The most important piece of advice for improving your persuasion skills is to remain calm and keep a proper perspective at all times. We become vulnerable when we are emotional. Conversely, you can use emotion to your advantage. Think of a pinball machine where the player becomes frustrated and physically starts tilting the machine attempting to guide the pinball toward the flippers. In essence, strive to use a poker term referred to as “Tilt” and confuse your adversary. You will notice they will start using less than optimal strategies when they are angry and emotional.

In the end, always keep a proper perspective.

“If you change the way you look at things, the things you look at change.” – Wayne Dyer

## Reference

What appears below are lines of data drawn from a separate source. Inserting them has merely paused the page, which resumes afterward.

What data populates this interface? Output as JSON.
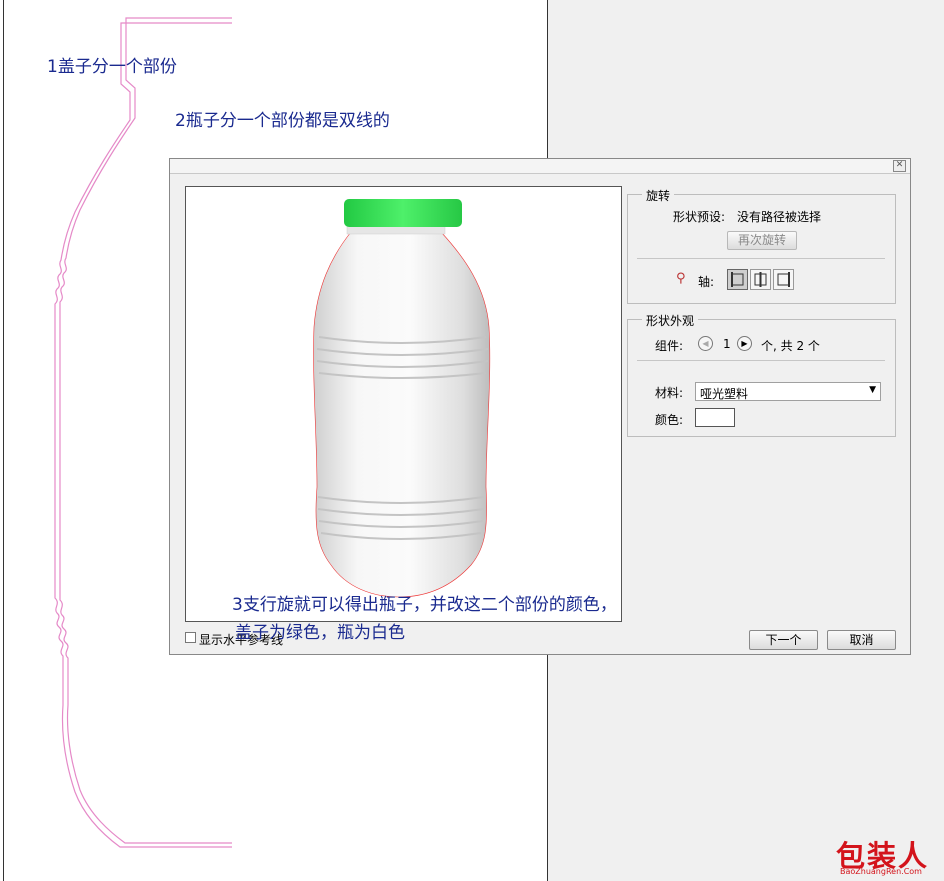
{
  "annotations": {
    "note1": "1盖子分一个部份",
    "note2": "2瓶子分一个部份都是双线的",
    "note3_line1": "3支行旋就可以得出瓶子，并改这二个部份的颜色，",
    "note3_line2": "盖子为绿色，瓶为白色"
  },
  "dialog": {
    "rotate_group": {
      "title": "旋转",
      "preset_label": "形状预设:",
      "preset_value": "没有路径被选择",
      "rerotate_button": "再次旋转",
      "axis_label": "轴:"
    },
    "appearance_group": {
      "title": "形状外观",
      "component_label": "组件:",
      "component_index": "1",
      "component_total": "个, 共 2 个",
      "material_label": "材料:",
      "material_value": "哑光塑料",
      "color_label": "颜色:"
    },
    "show_guides_label": "显示水平参考线",
    "next_button": "下一个",
    "cancel_button": "取消"
  },
  "colors": {
    "cap": "#3be35a",
    "bottle": "#ececec",
    "annotation": "#1a2a8f",
    "profile_line": "#e58ac8",
    "watermark": "#d3141b"
  },
  "watermark": {
    "logo": "包装人",
    "url": "BaoZhuangRen.Com"
  }
}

 [1] ^ Science Direct: A simple syllogism-solving test: Empirical findings and implications for g research [2] ^ U.S. Army War College: Integrating measurement and signature intelligence [3] ^ Changing Minds: Syllogistic Reasoning [4] ^ High IQ Pro: Mindware strategies for how to do syllogistic reasoning [5] ^ Science Direct: A simple syllogism-solving test: Empirical findings and implications for g research [6] ^ Rational Wiki: Reasoning [7] ^ Cambridge University Press: “Deductive” versus “Inductive” Archaeology [8] ^ Changing Minds: Affirming the consequent [9] ^ Changing Minds: Priming [10] ^ Business 2 Community: How can priming help improve your conversion rate? [11] ^ Changing Minds: Anchoring and adjustment heuristic [12] ^ Dr. Ashutosh Ratnam Slide Share: Theory of Mind [13] ^ Changing Minds: Theory of Mind